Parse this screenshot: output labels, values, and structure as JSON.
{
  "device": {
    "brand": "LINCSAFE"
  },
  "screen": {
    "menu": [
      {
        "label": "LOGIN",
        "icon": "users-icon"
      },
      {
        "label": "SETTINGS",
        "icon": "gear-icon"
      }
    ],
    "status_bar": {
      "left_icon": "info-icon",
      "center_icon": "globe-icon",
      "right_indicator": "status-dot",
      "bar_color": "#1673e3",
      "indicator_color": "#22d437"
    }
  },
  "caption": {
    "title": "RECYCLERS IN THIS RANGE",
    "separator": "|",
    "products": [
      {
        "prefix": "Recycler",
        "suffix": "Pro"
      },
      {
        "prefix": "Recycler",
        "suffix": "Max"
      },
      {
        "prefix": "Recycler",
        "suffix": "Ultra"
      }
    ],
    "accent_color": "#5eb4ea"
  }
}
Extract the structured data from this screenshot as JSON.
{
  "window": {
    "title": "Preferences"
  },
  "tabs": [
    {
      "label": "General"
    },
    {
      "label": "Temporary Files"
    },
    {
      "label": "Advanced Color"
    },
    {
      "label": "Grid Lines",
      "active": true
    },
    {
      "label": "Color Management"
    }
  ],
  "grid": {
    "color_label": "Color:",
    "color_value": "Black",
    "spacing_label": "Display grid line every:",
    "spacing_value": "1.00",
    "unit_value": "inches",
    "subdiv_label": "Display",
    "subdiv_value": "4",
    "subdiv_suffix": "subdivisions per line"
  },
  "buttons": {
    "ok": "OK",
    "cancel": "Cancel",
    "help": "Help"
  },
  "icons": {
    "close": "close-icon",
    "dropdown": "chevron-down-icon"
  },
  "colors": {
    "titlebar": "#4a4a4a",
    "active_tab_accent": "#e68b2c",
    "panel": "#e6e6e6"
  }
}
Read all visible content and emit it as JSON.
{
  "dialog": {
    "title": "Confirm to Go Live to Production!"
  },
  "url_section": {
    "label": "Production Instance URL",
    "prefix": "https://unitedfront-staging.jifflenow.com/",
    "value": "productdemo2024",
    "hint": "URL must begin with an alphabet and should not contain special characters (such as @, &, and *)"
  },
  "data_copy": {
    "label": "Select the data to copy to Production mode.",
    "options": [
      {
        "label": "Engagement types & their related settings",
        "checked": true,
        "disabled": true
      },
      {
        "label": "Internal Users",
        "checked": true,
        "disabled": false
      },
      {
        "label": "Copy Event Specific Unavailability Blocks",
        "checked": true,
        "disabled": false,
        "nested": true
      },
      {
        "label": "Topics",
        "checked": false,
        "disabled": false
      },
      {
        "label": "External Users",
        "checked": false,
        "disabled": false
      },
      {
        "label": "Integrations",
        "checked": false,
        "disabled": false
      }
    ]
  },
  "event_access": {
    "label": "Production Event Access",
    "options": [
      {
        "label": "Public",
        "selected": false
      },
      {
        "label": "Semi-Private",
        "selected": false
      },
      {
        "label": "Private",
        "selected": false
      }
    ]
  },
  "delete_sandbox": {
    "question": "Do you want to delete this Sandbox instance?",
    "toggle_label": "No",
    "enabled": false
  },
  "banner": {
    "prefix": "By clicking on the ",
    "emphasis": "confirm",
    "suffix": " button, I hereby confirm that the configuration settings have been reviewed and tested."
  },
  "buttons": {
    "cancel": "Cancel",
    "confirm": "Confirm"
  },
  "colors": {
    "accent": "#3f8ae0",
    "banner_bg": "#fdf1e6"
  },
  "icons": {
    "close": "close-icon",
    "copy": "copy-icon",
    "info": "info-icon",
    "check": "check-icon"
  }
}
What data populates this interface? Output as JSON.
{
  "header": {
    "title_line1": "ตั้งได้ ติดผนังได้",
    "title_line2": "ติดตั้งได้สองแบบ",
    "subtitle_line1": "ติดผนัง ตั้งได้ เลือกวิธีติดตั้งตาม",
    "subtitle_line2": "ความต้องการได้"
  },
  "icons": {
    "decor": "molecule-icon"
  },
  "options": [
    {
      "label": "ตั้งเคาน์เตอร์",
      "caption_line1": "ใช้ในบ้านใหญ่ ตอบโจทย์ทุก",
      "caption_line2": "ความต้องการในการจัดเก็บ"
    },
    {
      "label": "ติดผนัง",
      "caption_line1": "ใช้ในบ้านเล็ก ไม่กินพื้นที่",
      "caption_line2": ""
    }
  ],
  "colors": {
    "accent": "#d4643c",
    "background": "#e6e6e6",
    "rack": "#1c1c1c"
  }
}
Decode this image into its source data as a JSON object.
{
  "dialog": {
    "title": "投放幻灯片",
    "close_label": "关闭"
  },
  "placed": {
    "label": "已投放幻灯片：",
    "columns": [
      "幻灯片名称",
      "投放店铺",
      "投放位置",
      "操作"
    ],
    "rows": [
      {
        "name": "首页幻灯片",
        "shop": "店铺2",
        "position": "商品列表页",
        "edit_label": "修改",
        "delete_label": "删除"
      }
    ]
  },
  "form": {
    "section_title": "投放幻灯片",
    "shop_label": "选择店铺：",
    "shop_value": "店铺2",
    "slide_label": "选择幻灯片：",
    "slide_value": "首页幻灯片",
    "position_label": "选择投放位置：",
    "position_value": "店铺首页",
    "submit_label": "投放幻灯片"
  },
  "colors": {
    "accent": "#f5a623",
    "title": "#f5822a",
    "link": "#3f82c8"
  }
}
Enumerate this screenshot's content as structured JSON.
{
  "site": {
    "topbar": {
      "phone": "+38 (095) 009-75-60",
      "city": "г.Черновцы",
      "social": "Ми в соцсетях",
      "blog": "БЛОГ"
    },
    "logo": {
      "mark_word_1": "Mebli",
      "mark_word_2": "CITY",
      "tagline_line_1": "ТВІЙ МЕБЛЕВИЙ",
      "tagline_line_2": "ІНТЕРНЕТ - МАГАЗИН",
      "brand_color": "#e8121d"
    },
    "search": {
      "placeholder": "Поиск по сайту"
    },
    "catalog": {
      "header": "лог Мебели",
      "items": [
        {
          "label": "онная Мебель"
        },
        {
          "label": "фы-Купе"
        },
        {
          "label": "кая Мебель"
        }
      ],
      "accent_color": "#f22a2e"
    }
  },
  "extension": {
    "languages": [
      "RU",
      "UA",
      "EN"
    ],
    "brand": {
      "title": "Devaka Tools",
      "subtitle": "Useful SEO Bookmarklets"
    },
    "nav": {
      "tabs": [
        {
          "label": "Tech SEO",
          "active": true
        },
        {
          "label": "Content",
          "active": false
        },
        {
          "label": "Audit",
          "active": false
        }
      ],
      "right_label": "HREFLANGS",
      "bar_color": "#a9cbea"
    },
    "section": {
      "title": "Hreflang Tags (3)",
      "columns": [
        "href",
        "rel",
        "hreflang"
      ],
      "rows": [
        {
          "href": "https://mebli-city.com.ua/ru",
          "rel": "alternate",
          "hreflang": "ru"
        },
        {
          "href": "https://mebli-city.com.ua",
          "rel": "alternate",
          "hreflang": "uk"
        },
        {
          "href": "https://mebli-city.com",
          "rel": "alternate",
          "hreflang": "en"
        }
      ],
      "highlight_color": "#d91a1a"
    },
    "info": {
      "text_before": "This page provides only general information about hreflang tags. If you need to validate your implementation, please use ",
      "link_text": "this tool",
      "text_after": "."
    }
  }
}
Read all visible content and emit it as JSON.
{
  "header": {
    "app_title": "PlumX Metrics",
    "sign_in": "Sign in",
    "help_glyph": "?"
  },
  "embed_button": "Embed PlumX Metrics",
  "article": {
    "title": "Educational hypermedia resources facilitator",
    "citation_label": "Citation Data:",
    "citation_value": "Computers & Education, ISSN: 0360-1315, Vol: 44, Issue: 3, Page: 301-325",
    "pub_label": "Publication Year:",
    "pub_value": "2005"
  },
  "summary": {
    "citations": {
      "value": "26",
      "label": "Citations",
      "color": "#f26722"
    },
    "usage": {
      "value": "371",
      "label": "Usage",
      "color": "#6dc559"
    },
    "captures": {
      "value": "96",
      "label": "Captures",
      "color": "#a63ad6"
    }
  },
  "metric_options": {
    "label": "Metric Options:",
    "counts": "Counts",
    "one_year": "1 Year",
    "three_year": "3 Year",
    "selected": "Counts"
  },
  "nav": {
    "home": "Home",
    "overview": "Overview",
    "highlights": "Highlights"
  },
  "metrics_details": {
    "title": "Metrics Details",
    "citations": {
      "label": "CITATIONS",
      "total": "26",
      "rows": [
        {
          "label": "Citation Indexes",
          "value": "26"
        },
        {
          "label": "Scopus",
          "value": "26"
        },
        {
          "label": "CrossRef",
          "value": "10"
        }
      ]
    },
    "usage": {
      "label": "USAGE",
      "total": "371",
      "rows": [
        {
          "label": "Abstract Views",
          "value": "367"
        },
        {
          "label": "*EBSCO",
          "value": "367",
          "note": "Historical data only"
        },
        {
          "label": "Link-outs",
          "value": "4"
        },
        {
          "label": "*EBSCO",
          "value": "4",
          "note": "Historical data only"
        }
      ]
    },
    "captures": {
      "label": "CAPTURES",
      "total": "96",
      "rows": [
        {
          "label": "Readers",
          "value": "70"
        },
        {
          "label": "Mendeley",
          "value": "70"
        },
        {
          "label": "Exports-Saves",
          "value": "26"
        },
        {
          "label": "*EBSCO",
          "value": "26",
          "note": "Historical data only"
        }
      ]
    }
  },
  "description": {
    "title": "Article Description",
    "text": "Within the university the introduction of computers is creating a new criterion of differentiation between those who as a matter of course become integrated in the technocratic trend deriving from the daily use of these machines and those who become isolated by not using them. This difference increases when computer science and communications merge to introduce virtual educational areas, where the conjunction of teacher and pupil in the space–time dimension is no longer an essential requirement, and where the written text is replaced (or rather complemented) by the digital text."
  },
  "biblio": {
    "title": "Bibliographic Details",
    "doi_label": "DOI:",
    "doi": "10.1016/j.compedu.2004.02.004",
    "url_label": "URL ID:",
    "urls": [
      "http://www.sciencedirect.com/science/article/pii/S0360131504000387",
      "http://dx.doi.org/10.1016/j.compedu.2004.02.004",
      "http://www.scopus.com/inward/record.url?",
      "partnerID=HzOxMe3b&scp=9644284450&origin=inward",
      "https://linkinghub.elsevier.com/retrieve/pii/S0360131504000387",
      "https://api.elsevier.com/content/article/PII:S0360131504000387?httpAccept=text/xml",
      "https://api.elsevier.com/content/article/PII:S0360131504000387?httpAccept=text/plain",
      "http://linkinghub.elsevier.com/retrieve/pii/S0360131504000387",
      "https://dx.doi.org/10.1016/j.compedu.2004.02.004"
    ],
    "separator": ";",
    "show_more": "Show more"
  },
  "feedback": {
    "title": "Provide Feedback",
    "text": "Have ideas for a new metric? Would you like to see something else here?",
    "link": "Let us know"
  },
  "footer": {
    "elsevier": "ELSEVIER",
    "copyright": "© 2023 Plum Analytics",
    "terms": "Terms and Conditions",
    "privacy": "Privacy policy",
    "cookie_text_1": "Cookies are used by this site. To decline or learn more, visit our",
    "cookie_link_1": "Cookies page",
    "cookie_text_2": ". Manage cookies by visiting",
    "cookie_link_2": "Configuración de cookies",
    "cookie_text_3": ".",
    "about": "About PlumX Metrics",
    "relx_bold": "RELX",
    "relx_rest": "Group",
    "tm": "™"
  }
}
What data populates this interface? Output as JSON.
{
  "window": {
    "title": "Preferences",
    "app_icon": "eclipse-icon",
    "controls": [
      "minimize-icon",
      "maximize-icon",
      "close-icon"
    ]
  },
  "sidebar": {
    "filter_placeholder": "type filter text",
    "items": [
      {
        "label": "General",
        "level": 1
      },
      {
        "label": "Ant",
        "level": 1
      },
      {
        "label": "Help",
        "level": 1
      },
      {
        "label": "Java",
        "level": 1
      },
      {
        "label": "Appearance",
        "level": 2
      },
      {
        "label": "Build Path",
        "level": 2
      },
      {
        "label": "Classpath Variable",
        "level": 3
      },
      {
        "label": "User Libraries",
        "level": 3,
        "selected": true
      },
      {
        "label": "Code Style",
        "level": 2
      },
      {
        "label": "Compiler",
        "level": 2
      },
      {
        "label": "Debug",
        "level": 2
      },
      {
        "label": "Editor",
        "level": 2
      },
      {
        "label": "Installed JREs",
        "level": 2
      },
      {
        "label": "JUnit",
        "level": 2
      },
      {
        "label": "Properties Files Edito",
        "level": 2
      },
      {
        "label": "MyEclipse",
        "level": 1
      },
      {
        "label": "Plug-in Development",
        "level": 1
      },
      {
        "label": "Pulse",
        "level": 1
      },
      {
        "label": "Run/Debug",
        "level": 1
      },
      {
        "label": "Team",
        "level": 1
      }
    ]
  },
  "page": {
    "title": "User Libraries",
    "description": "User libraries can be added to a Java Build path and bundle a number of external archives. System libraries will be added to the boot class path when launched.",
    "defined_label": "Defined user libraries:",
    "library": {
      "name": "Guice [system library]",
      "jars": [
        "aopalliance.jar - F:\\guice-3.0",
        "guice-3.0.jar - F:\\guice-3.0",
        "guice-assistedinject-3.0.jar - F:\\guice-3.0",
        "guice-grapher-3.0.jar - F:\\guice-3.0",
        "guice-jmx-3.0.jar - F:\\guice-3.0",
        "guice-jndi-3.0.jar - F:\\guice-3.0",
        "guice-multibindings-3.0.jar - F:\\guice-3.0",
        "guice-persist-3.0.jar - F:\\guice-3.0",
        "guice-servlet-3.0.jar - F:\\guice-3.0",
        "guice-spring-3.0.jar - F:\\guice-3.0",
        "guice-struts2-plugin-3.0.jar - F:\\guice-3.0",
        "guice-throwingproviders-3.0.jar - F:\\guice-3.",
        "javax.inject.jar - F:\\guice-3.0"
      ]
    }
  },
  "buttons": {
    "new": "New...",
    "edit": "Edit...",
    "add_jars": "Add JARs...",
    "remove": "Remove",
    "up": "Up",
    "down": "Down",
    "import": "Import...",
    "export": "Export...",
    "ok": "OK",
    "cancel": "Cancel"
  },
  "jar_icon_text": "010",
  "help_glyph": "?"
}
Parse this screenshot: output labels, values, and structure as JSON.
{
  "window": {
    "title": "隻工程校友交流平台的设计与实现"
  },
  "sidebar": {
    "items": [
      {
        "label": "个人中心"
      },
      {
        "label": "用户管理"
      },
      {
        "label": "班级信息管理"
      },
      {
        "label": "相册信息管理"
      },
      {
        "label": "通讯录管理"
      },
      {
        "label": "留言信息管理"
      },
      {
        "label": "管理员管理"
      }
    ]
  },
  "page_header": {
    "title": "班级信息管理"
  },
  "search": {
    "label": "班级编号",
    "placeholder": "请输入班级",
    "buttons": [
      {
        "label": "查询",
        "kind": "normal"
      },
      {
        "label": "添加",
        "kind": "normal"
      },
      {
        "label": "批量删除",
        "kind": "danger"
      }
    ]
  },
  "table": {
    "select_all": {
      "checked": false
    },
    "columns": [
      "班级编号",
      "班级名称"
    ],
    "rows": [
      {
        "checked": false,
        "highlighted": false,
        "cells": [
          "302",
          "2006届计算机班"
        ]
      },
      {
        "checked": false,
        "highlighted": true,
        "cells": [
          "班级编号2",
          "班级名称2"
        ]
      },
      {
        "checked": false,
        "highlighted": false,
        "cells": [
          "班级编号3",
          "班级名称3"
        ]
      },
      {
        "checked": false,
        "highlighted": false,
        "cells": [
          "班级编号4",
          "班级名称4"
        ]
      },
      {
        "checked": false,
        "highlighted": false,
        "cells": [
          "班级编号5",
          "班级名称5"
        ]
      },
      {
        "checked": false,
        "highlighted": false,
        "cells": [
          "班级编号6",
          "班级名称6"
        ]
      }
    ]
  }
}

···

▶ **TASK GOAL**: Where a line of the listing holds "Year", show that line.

▶ **EXERCISE RESULT**:
    "pub_label": "Publication Year:",
    "one_year": "1 Year",
    "three_year": "3 Year",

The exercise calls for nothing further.